▶ What you need to do
Scan the data below for the string "pakket". Show every line where it turns up.

Data to process Start Marker

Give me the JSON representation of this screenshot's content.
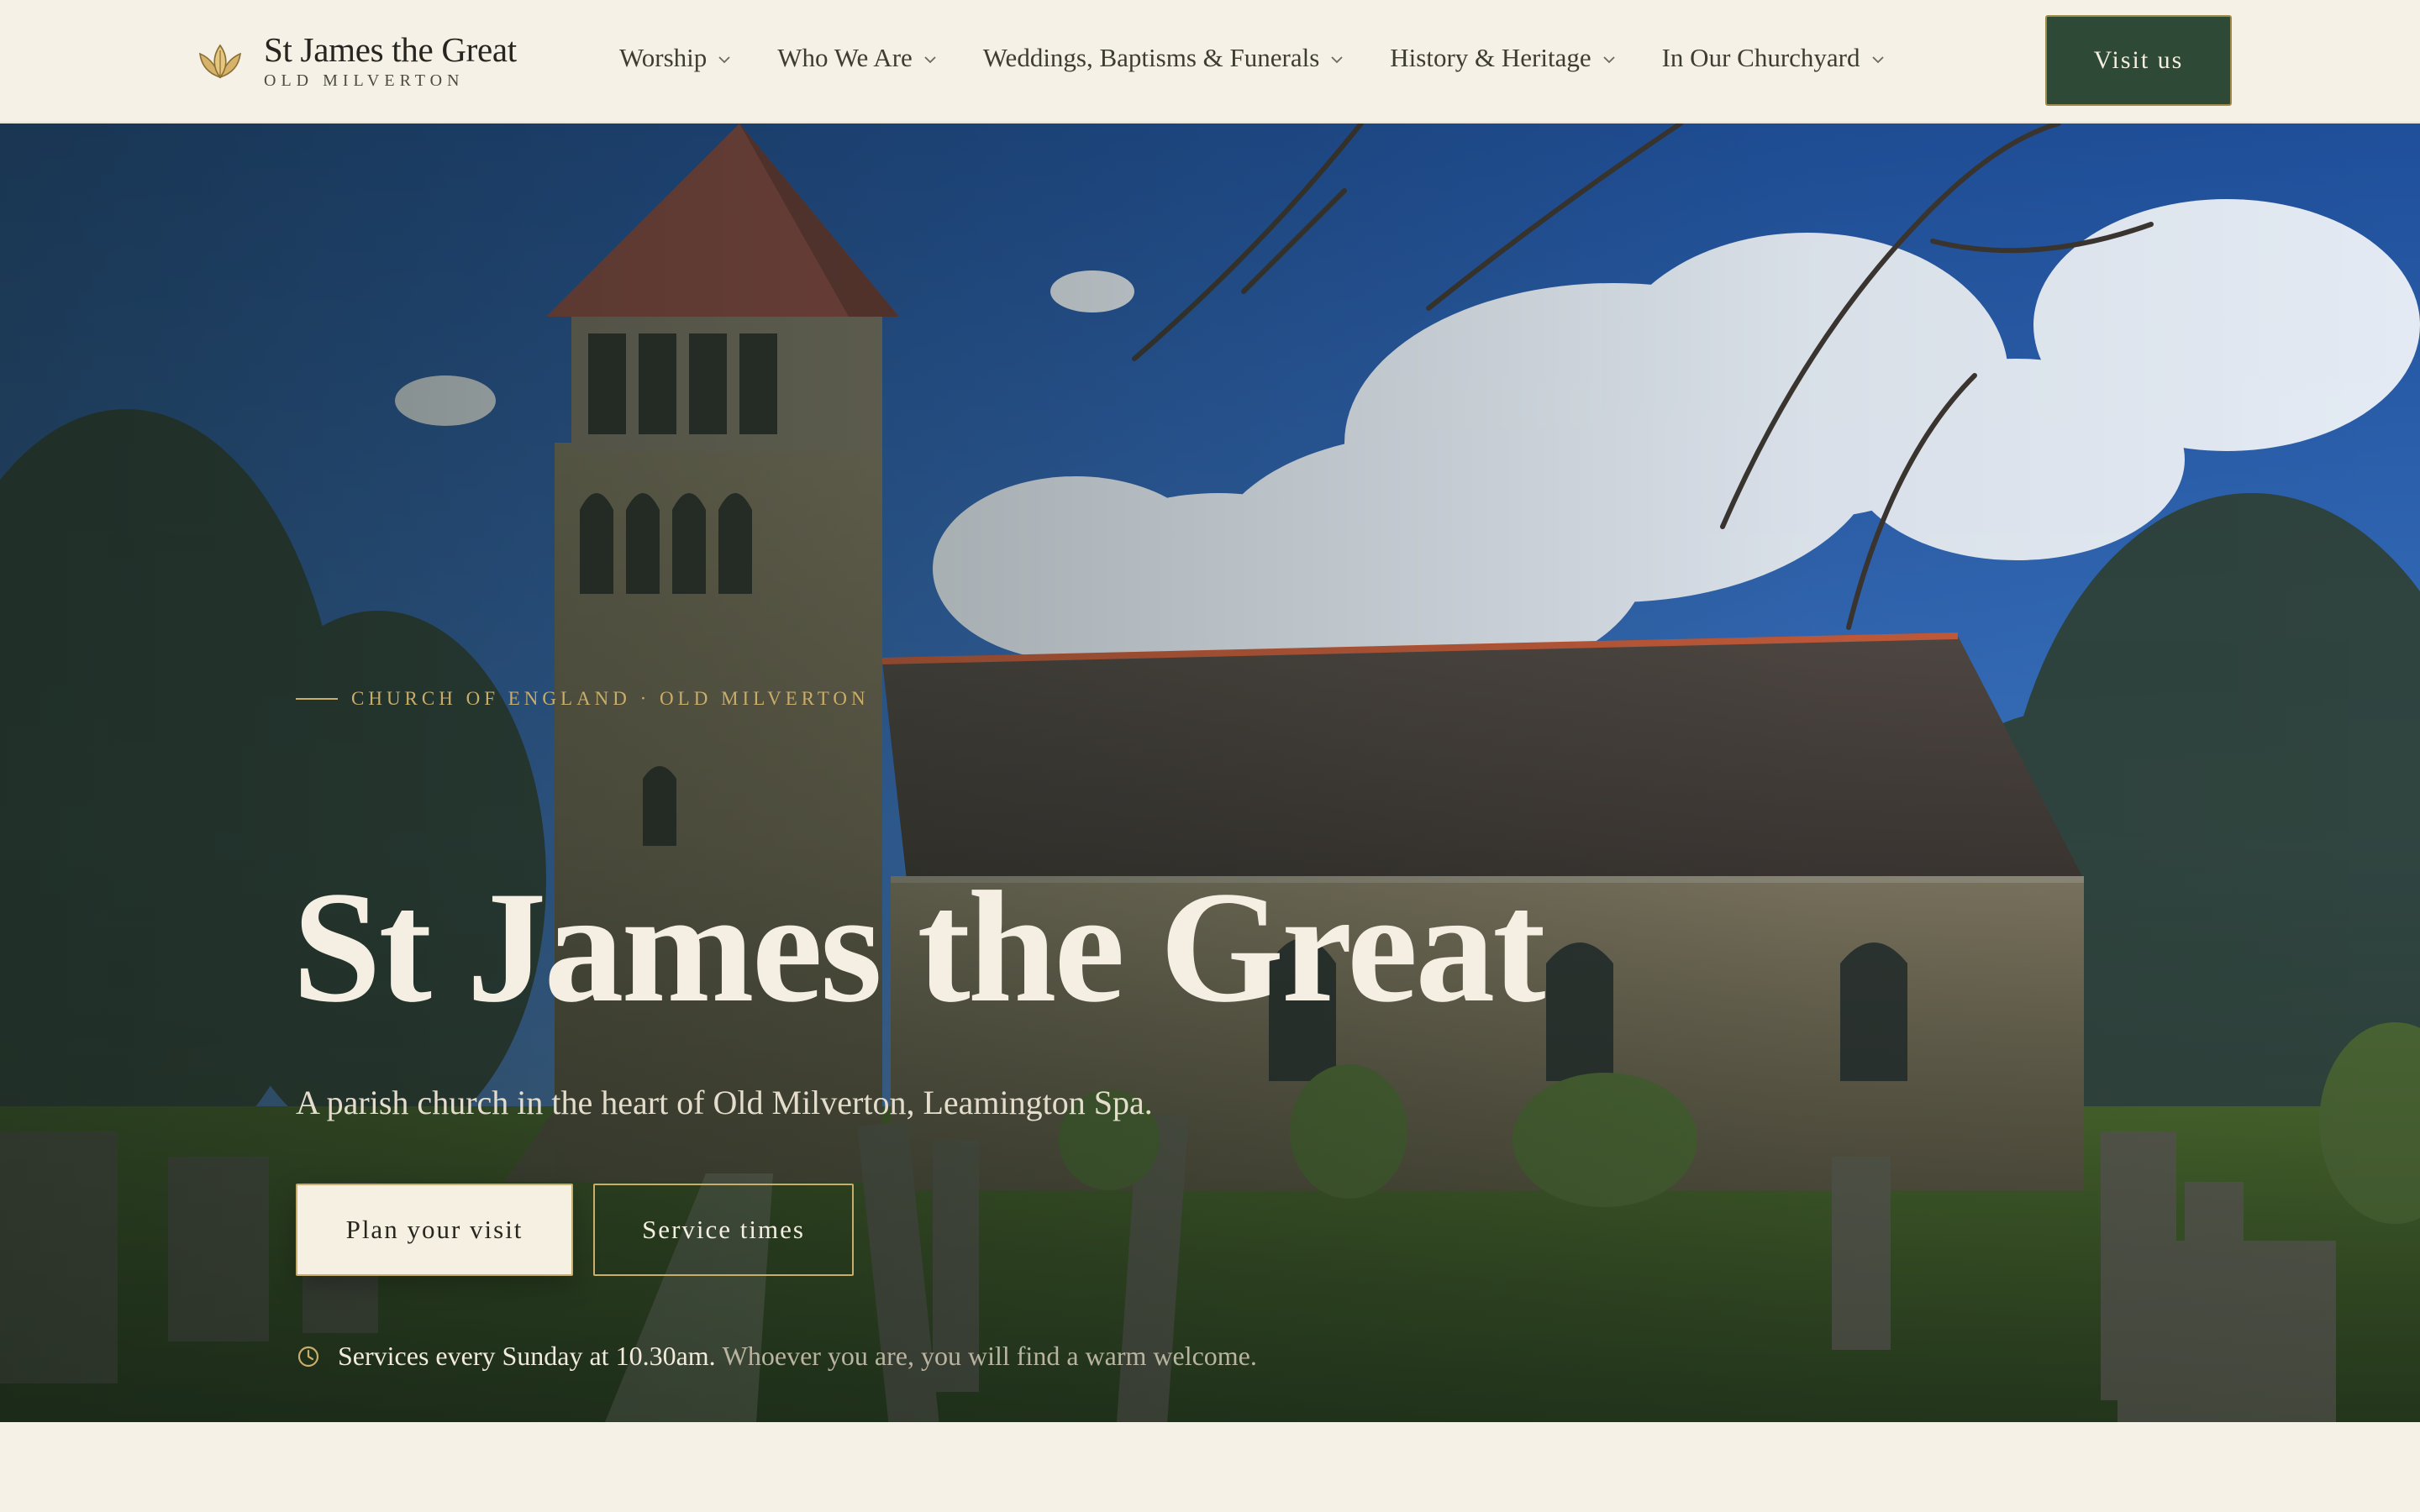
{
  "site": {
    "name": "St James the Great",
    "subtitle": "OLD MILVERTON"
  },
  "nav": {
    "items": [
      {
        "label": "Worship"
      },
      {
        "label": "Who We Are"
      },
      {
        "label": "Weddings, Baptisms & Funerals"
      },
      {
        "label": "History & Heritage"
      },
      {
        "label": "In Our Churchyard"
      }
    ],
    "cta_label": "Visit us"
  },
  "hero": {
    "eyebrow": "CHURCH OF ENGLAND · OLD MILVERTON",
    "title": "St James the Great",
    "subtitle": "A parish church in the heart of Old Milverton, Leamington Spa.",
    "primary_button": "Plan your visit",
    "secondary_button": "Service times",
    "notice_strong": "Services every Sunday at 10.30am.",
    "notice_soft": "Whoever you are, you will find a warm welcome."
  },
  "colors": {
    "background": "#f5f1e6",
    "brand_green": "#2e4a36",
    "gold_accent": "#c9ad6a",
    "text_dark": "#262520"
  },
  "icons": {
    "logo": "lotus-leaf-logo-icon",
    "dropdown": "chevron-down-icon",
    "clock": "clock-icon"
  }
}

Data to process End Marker
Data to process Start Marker

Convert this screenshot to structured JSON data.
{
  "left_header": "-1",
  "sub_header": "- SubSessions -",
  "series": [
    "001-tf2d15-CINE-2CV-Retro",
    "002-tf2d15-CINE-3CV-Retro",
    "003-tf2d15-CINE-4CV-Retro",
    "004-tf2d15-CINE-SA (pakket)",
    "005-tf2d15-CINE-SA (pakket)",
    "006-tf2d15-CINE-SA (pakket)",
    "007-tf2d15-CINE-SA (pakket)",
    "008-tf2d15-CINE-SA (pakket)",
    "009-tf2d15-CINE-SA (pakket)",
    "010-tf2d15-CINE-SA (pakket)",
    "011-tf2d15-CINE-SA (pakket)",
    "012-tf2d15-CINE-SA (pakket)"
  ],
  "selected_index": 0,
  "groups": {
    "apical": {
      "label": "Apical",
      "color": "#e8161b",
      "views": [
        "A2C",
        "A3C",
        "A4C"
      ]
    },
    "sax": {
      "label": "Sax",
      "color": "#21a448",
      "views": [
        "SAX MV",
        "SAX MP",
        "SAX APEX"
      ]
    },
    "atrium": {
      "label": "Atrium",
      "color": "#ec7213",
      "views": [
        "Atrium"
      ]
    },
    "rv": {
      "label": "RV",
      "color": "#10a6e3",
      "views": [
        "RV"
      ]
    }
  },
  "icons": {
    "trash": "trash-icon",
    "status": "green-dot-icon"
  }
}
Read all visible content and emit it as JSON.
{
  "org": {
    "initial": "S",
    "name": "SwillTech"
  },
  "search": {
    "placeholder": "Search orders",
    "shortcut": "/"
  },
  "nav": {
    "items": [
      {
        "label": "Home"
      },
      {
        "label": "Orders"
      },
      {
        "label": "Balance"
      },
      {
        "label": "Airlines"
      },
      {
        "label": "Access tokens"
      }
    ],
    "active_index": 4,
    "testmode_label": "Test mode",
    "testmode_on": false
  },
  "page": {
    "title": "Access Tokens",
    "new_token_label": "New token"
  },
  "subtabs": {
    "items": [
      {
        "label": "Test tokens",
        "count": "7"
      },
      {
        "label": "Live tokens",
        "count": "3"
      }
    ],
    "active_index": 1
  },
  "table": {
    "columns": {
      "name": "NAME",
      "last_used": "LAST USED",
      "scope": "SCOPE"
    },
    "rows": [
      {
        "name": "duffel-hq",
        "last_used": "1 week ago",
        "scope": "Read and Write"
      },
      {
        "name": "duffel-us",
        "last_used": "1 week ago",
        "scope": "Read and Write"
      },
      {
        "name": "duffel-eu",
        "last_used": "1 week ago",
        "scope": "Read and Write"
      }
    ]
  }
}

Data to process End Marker
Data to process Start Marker

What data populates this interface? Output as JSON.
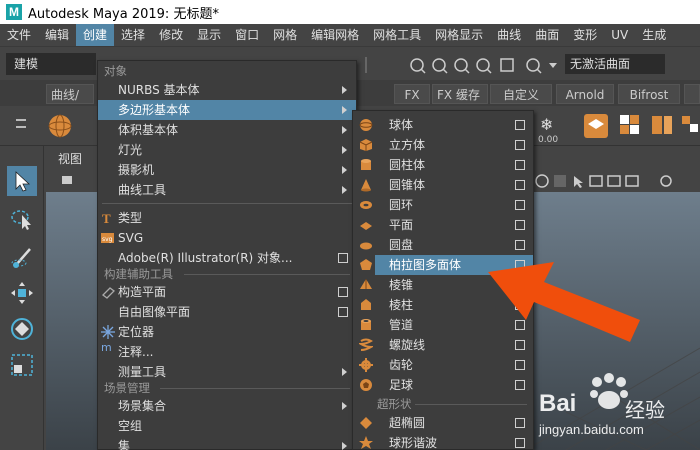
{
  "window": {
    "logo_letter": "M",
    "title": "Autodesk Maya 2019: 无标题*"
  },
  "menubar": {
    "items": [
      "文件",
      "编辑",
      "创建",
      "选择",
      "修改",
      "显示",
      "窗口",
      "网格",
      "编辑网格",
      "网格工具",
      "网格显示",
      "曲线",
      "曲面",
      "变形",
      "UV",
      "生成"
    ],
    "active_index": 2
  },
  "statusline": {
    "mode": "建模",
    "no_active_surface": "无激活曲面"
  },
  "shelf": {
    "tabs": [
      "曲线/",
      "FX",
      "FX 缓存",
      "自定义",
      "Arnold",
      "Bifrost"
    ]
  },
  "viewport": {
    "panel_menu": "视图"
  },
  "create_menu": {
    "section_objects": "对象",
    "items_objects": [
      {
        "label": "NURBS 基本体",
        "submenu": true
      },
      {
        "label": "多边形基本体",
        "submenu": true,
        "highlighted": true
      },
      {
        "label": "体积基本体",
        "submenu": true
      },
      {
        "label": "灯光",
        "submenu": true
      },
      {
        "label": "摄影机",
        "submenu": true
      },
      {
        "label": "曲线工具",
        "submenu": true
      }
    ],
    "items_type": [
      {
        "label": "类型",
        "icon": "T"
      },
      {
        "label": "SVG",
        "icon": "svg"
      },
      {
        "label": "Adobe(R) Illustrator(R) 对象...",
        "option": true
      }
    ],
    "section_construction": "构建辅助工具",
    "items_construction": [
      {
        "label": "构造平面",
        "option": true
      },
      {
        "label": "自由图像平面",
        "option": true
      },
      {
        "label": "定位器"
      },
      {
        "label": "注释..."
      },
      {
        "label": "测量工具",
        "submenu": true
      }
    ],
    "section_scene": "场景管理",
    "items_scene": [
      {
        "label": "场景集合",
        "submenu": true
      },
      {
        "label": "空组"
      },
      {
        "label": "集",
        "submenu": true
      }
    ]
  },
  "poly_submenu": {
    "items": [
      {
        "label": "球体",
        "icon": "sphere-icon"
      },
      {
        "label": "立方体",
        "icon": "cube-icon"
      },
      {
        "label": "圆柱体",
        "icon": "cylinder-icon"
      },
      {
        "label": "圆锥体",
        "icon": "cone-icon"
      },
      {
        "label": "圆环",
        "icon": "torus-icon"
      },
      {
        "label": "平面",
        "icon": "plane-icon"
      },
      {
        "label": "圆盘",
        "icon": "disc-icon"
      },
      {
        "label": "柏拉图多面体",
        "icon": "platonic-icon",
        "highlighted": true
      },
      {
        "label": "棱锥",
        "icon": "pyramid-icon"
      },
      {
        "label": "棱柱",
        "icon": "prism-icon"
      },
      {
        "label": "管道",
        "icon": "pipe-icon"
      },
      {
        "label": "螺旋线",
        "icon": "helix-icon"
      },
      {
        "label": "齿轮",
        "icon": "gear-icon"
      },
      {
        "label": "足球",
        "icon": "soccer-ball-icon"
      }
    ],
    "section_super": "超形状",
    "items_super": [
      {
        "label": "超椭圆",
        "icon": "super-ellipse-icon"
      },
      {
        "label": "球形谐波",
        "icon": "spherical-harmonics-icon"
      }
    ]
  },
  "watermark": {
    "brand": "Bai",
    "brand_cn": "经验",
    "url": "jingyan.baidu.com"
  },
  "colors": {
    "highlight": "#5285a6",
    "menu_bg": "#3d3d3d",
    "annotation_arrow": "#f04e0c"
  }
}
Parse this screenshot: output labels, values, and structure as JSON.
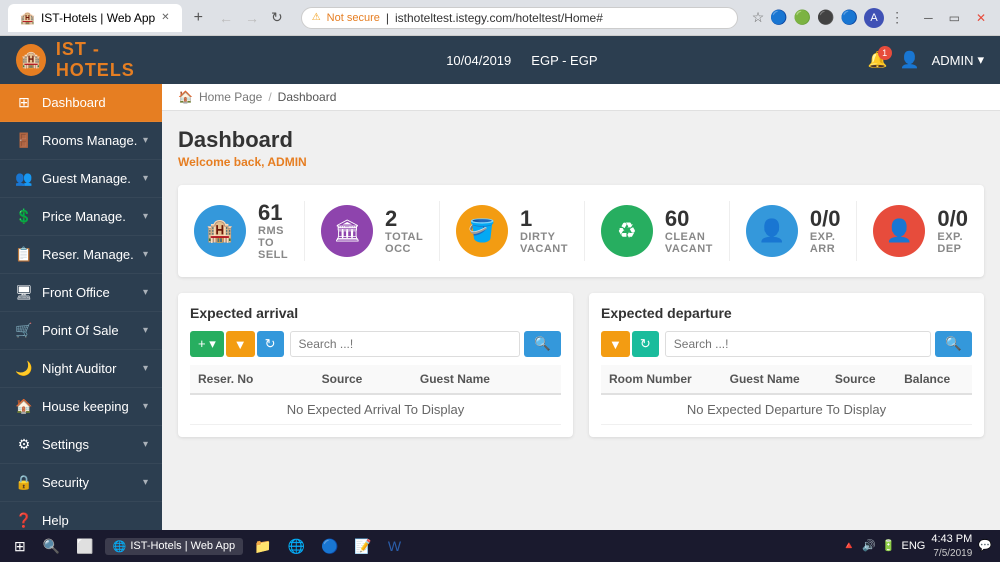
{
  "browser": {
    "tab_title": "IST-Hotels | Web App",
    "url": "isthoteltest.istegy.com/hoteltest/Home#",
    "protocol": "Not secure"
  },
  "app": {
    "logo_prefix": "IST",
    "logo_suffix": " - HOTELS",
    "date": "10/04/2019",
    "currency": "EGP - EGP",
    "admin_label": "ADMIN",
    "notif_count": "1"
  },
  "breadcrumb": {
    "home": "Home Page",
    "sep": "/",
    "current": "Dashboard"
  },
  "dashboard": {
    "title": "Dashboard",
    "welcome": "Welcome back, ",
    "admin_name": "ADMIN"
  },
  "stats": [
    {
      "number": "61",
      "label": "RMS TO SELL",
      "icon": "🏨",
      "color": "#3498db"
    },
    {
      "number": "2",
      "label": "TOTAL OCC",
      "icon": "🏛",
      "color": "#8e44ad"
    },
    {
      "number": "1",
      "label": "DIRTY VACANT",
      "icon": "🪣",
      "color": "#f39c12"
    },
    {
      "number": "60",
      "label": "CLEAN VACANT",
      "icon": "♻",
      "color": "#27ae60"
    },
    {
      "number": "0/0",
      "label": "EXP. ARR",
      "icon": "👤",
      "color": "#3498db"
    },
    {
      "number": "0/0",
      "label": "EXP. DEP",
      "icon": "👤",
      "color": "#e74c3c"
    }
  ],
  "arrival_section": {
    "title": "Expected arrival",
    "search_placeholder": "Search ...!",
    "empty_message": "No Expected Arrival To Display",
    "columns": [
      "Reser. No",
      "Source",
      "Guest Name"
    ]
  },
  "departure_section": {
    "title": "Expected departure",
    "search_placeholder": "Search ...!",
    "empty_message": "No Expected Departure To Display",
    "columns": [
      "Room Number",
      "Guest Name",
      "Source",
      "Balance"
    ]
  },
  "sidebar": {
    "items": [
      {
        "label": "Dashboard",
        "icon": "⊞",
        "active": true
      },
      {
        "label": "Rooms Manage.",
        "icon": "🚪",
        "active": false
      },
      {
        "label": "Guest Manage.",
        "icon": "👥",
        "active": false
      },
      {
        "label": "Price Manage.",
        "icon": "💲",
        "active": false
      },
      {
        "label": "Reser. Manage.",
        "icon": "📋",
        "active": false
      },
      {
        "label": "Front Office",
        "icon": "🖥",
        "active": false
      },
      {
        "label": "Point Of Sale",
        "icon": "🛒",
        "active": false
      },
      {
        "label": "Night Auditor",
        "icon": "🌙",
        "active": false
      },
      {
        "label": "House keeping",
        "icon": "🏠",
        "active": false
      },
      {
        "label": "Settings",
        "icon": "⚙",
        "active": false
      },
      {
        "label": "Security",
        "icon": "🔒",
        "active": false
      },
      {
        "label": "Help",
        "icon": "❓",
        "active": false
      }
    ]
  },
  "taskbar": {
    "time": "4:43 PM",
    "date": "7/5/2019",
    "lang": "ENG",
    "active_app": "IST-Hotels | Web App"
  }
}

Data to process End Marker

▶ Problem solution
    "004-tf2d15-CINE-SA (pakket)",
    "005-tf2d15-CINE-SA (pakket)",
    "006-tf2d15-CINE-SA (pakket)",
    "007-tf2d15-CINE-SA (pakket)",
    "008-tf2d15-CINE-SA (pakket)",
    "009-tf2d15-CINE-SA (pakket)",
    "010-tf2d15-CINE-SA (pakket)",
    "011-tf2d15-CINE-SA (pakket)",
    "012-tf2d15-CINE-SA (pakket)"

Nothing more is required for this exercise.